That emphasis on specificity and success is something that stands out again and again in the best practices for aid messaging. Connie Veillette, a senior fellow at the Lugar Center, revealed, “Aid advocates need to talk about its purpose. ‘Should the United States be a leader in ending hunger?’ gets a more positive response than ‘Should we help foreign farmers?’ Equally, ‘should the United States help the former Soviet Union dismantle its nuclear arsenal?’ used to get an overwhelmingly positive response. Americans are generous, but they also want to know aid is going for the right purposes.”
We won’t succeed in a globalized economy by focusing on walls.— Paul O'Brien, vice president for policy and campaigns at Oxfam America
None of these factors shaping negative views toward aid are going to magically disappear overnight. This suggests that at a time when the development community is fighting tooth and nail for its survival, it should also be very much thinking about the long game. If the development community wants the public to have a positive view of international development, it needs to reach people more effectively and at a much younger age than has traditionally been the case. A generation ago, most kids in America thought their primary contribution to environmentalism was to not litter. Now you can enter any third-grade classroom in America and they know “reduce, reuse, recycle.” That shift has not come through magic or some grand awakening. It has come through persistent, thoughtful environmental education and advocacy aimed at young people based on common sense and self-interest.

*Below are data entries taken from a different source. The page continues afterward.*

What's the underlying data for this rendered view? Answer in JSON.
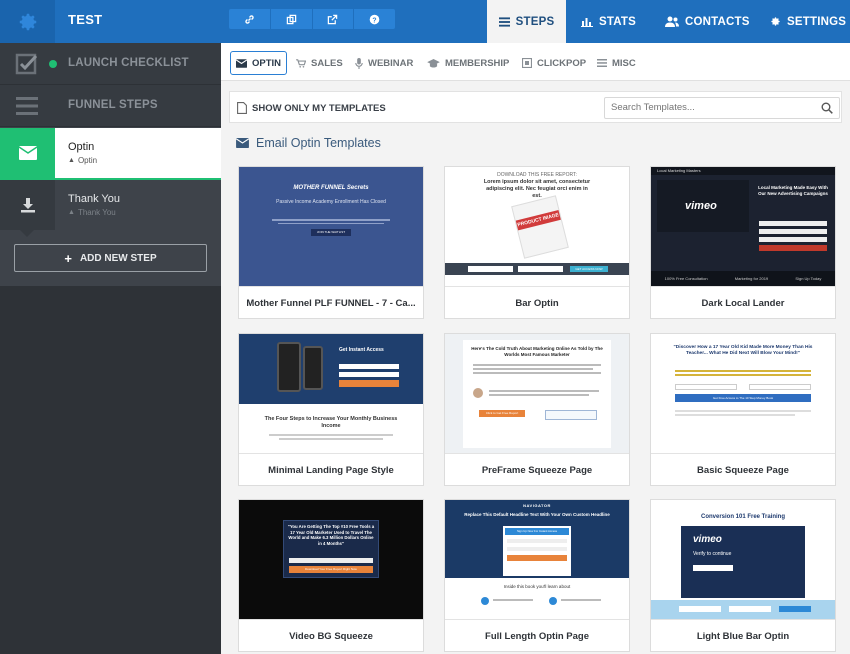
{
  "header": {
    "funnel_name": "TEST",
    "tabs": [
      {
        "label": "STEPS",
        "icon": "list-icon",
        "active": true
      },
      {
        "label": "STATS",
        "icon": "bar-chart-icon",
        "active": false
      },
      {
        "label": "CONTACTS",
        "icon": "users-icon",
        "active": false
      },
      {
        "label": "SETTINGS",
        "icon": "gear-icon",
        "active": false
      }
    ],
    "tool_icons": [
      "link-icon",
      "copy-icon",
      "external-link-icon",
      "help-icon"
    ]
  },
  "sidebar": {
    "launch_checklist": "LAUNCH CHECKLIST",
    "funnel_steps": "FUNNEL STEPS",
    "steps": [
      {
        "title": "Optin",
        "subtitle": "Optin",
        "active": true
      },
      {
        "title": "Thank You",
        "subtitle": "Thank You",
        "active": false
      }
    ],
    "add_step_label": "ADD NEW STEP"
  },
  "subnav": {
    "tabs": [
      {
        "label": "OPTIN",
        "icon": "envelope-icon",
        "active": true
      },
      {
        "label": "SALES",
        "icon": "cart-icon",
        "active": false
      },
      {
        "label": "WEBINAR",
        "icon": "microphone-icon",
        "active": false
      },
      {
        "label": "MEMBERSHIP",
        "icon": "graduation-cap-icon",
        "active": false
      },
      {
        "label": "CLICKPOP",
        "icon": "popup-icon",
        "active": false
      },
      {
        "label": "MISC",
        "icon": "menu-icon",
        "active": false
      }
    ]
  },
  "filter": {
    "show_mine_label": "SHOW ONLY MY TEMPLATES",
    "search_placeholder": "Search Templates..."
  },
  "section_title": "Email Optin Templates",
  "templates": [
    {
      "name": "Mother Funnel PLF FUNNEL - 7 - Ca...",
      "thumb_title": "MOTHER FUNNEL Secrets",
      "thumb_heading": "Passive Income Academy Enrollment Has Closed",
      "thumb_button": "JOIN THE WAITLIST"
    },
    {
      "name": "Bar Optin",
      "thumb_title": "DOWNLOAD THIS FREE REPORT:",
      "thumb_heading": "Lorem ipsum dolor sit amet, consectetur adipiscing elit. Nec feugiat orci enim in est.",
      "thumb_book": "PRODUCT IMAGE",
      "thumb_button": "GET ACCESS NOW"
    },
    {
      "name": "Dark Local Lander",
      "thumb_title": "Local Marketing Masters",
      "thumb_heading": "Local Marketing Made Easy With Our New Advertising Campaigns",
      "thumb_brand": "vimeo",
      "thumb_footer": [
        "100% Free Consultation",
        "Marketing for 2019",
        "Sign Up Today"
      ]
    },
    {
      "name": "Minimal Landing Page Style",
      "thumb_heading": "Get Instant Access",
      "thumb_sub": "The Four Steps to Increase Your Monthly Business Income"
    },
    {
      "name": "PreFrame Squeeze Page",
      "thumb_heading": "Here's The Cold Truth About Marketing Online As Told by The Worlds Most Famous Marketer",
      "thumb_button": "Click to Get Free Report"
    },
    {
      "name": "Basic Squeeze Page",
      "thumb_heading": "\"Discover How a 17 Year Old Kid Made More Money Than His Teacher... What He Did Next Will Blow Your Mind!\"",
      "thumb_button": "Get Free Access to The 10 Step Money Book"
    },
    {
      "name": "Video BG Squeeze",
      "thumb_heading": "\"You Are Getting The Top #10 Free Tools a 17 Year Old Marketer Used to Travel The World and Make 6.3 Million Dollars Online in 4 Months\"",
      "thumb_button": "Download Your Free Report Right Now"
    },
    {
      "name": "Full Length Optin Page",
      "thumb_brand": "NAVIGATOR",
      "thumb_heading": "Replace This Default Headline Text With Your Own Custom Headline",
      "thumb_sub": "Inside this book you'll learn about",
      "thumb_button": "Sign Up Now For Instant Access"
    },
    {
      "name": "Light Blue Bar Optin",
      "thumb_title": "Conversion 101 Free Training",
      "thumb_brand": "vimeo",
      "thumb_heading": "Verify to continue"
    }
  ],
  "colors": {
    "topbar": "#1f6fbd",
    "sidebar": "#3e434a",
    "accent_green": "#1fbf73",
    "active_blue": "#2a7fd4"
  }
}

If the development community ever wants to get to the point where it enjoys some of the broad supports that its peers in western Europe do, it will need to make these kinds of investment in explaining to young people why helping their peers in the developing world become healthier, more productive, better educated, and more civically engaged is in their best interest. As Paul O'Brien of Oxfam maintains, “We won’t succeed in a globalized economy by focusing on walls.”
Whether messaging for young people utilizes things like the Sustainable Development Goals or not is an open question, but given the success of the Millennium Development Goals in focusing global attention on a few big-ticket development agendas, there may be some promise there. The simple fact that younger Americans — no matter where they live or what they choose to do with their careers — are growing up in a more globally interconnected world should spark more intimate interest in how their government engages with other countries abroad.
But for now, America’s development community stands at an enormous crossroads. With 60 years of hard fought experience, it knows better now than ever before what messaging is effective and what is not. The community has an impressive track record of accomplishment, but also faces a president that would appear to give little thought to destroying the endeavor of development completely. For a group of professionals who operate in difficult environments and tackle intractable problems, getting more Americans to understand their work and contributions seems entirely possible no matter who occupies the West Wing.
This is part three of the series on American public opinion on foreign aid. Read part 1: A history of American public opinion on foreign aid, which includes information on the methodology, and read part 2: Ghana, grandma and the factors affecting American public opinion on foreign aid. Visit USAID: A history of US foreign aid for more coverage.